- _Dataset rows for apps and sites_
━━━

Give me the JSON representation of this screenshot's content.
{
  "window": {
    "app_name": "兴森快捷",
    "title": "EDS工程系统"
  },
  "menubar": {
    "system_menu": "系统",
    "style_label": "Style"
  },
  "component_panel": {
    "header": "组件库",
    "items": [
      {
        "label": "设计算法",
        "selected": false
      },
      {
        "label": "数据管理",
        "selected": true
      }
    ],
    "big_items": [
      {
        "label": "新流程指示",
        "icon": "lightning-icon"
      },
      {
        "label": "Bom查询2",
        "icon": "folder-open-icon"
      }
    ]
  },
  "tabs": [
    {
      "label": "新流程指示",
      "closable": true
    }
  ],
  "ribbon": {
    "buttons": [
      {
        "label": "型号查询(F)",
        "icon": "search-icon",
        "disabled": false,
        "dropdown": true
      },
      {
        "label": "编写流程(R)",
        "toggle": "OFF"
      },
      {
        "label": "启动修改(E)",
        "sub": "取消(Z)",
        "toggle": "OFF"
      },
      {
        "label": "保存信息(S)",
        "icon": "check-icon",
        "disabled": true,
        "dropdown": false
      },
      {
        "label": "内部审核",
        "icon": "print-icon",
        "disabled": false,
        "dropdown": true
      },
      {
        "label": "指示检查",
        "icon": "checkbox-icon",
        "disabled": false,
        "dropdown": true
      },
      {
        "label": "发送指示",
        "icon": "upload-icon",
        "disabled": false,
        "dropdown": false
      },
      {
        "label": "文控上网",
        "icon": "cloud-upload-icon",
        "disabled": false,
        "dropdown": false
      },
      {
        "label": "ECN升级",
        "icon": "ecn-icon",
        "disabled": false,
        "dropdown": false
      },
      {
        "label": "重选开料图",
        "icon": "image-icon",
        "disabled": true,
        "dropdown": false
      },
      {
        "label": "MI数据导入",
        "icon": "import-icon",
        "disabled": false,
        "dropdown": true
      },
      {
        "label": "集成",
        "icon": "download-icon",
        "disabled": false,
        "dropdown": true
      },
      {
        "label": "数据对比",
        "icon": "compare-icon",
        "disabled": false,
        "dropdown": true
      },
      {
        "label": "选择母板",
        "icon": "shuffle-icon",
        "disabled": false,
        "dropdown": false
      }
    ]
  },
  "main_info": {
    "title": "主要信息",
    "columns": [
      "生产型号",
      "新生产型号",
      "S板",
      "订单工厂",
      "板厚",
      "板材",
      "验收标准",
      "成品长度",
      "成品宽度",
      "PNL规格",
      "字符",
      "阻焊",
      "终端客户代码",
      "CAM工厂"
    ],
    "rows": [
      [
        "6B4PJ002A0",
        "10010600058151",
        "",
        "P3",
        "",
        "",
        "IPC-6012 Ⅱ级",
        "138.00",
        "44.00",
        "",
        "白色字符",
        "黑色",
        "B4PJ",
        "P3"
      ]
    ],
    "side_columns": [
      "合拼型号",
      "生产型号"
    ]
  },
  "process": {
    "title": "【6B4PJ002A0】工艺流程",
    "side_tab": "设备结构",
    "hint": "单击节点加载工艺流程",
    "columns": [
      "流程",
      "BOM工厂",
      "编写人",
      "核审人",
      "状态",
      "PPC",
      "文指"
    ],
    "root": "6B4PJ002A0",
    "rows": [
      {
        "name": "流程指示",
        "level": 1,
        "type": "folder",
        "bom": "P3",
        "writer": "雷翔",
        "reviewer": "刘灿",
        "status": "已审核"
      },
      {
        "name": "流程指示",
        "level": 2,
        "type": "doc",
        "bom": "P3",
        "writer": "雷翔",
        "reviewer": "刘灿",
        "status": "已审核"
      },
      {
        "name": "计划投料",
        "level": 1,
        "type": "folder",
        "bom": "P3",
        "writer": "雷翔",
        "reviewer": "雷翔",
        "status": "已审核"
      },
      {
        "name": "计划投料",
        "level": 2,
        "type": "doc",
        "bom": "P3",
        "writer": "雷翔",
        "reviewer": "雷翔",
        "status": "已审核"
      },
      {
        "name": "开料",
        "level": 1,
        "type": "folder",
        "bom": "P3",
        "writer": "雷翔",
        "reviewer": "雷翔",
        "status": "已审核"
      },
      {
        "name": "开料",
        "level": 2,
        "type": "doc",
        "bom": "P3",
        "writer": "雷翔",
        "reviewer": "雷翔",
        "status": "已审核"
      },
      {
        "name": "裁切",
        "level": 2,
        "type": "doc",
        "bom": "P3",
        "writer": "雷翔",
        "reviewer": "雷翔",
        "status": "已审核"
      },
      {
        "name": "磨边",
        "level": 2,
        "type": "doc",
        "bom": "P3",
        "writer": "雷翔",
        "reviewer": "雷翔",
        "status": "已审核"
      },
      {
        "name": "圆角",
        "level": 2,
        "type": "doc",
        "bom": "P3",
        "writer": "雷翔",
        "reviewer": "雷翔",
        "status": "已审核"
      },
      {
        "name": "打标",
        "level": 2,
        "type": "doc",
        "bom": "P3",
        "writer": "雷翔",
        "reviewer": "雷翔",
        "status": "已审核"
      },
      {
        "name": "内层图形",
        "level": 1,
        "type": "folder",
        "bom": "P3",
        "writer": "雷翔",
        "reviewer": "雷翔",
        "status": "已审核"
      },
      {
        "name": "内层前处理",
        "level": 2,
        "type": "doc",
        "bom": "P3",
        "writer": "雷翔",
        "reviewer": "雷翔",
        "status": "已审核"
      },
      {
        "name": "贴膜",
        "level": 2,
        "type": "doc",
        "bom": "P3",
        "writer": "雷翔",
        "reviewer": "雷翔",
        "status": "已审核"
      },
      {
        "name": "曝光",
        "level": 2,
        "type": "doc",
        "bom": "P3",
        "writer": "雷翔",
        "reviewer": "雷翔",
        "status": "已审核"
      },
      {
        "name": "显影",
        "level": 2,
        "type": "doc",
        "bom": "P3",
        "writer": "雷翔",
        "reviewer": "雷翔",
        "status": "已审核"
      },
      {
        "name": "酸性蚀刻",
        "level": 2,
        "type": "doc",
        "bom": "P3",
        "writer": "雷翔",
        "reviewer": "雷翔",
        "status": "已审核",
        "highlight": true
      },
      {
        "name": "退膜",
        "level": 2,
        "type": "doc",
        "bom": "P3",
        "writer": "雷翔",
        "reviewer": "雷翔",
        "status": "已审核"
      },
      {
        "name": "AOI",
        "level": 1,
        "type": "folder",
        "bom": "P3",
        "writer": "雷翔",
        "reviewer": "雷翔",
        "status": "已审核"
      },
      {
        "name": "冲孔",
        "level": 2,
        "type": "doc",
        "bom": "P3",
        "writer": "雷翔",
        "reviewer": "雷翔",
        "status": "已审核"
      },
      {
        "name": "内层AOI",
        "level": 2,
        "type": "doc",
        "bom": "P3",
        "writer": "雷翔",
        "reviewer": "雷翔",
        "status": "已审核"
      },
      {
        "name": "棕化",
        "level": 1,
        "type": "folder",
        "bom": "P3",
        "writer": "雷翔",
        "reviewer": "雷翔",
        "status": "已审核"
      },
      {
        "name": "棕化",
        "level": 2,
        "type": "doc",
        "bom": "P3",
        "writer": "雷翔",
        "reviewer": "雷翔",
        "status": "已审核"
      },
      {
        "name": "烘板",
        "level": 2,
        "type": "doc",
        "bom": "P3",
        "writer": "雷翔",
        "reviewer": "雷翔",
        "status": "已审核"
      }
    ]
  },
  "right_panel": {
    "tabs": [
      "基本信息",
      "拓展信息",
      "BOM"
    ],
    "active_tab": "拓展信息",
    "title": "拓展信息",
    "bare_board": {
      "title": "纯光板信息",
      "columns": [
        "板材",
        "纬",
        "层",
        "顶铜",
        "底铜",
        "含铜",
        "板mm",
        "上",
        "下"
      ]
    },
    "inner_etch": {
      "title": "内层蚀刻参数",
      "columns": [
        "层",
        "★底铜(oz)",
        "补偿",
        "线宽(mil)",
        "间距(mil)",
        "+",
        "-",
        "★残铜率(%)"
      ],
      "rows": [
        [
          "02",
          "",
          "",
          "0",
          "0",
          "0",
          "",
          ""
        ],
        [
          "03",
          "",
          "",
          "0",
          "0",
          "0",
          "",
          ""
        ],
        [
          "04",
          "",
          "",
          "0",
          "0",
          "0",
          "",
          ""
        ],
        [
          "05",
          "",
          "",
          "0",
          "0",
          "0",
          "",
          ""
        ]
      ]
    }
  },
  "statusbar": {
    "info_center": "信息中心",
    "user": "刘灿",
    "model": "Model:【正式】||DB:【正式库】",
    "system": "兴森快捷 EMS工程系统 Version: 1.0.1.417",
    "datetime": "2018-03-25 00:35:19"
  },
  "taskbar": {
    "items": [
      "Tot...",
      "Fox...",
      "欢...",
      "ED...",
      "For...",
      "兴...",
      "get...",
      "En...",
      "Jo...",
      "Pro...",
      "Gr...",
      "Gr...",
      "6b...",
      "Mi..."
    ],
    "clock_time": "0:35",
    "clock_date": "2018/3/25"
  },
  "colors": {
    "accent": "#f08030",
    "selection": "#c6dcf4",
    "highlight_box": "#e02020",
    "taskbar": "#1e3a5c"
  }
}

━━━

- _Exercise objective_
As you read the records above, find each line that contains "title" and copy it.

- _Task response_
    "title": "EDS工程系统"
    "title": "主要信息",
    "title": "【6B4PJ002A0】工艺流程",
    "title": "拓展信息",
      "title": "纯光板信息",
      "title": "内层蚀刻参数",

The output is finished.